A Biker’s Tale



An hilarious tale about an epic event, written from a unique perspective. To be able to appreciate the story, the reader needs to be young at heart, have a vivid imagination and a love for adventure. If that sounds like you, join the writer on his journey, and experience his daily ups and downs with him.

The Tour Aotearoa is a mountain bike ‘brevet’ (a timed, long-distance cycling event) covering the length of New Zealand. It starts at the most northern point of the North Island, Cape Reinga, and finishes at Stirling Point, just south of Bluff at the bottom of the South Island. The Tour is held biennially and requires participants to follow a set route covering 3,000 km which consists of existing mountain bike trails scattered throughout the country and connected by back country roads. The Tour is unsupported, so participants carry their own gear. To be awarded the brevet, the riders need to cover the full distance within 30 days.

The writer took part in the 2018 edition of the Tour. His experience was different from what he expected. He encountered all types of challenges, from getting lost to physical ailments, serious weather events and loneliness. In between he had plenty of time to contemplate and let his thoughts and imagination run free. It helped him pass the time. He was seen late at night, furiously hammering away on his laptop, regardless of how tired he was, reliving the events and contemplations of the day.

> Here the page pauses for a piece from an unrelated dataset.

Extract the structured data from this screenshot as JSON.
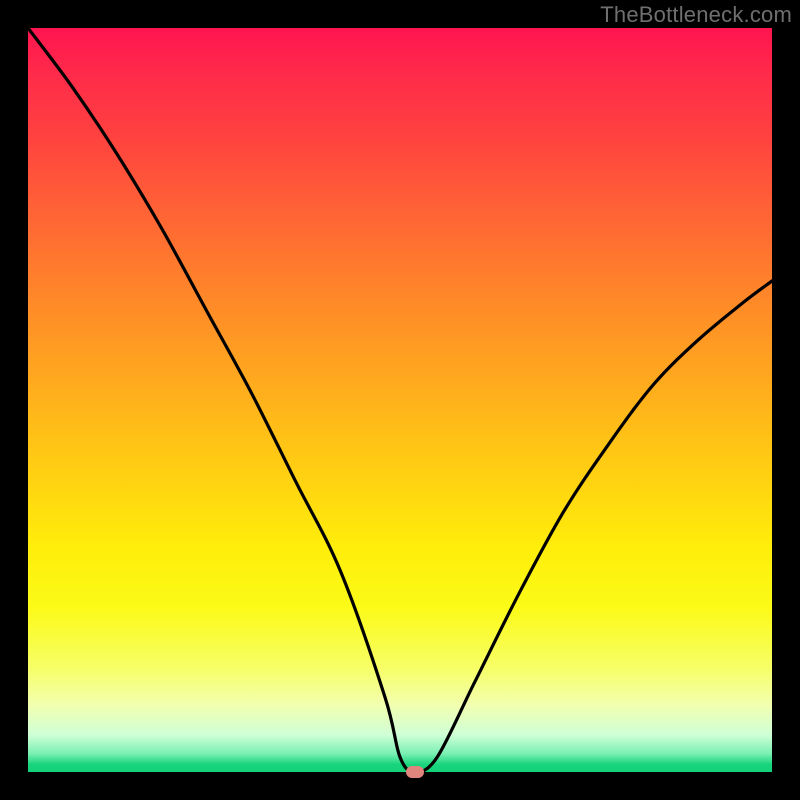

It helped him make sense of his journey and how it fitted into the complex world we live in. He called it his ‘administration’.

He takes on the Tour just like the rest of us, with trepidation, and suffers similar challenges, including getting lost (often), huffing painkillers (also often), and taking the asphalt “chicken route” instead of braving the alarming drop-offs on the Kaiwhakauka Track… There’s plenty here to enjoy for anyone planning to ride the Tour, or not planning to ride it, but wanting to experience it from the comfort of an armchair at home.” — 1964 magazine

Additional information


Dr John Hellemans





Publication Date

8 April 2021

You may also like…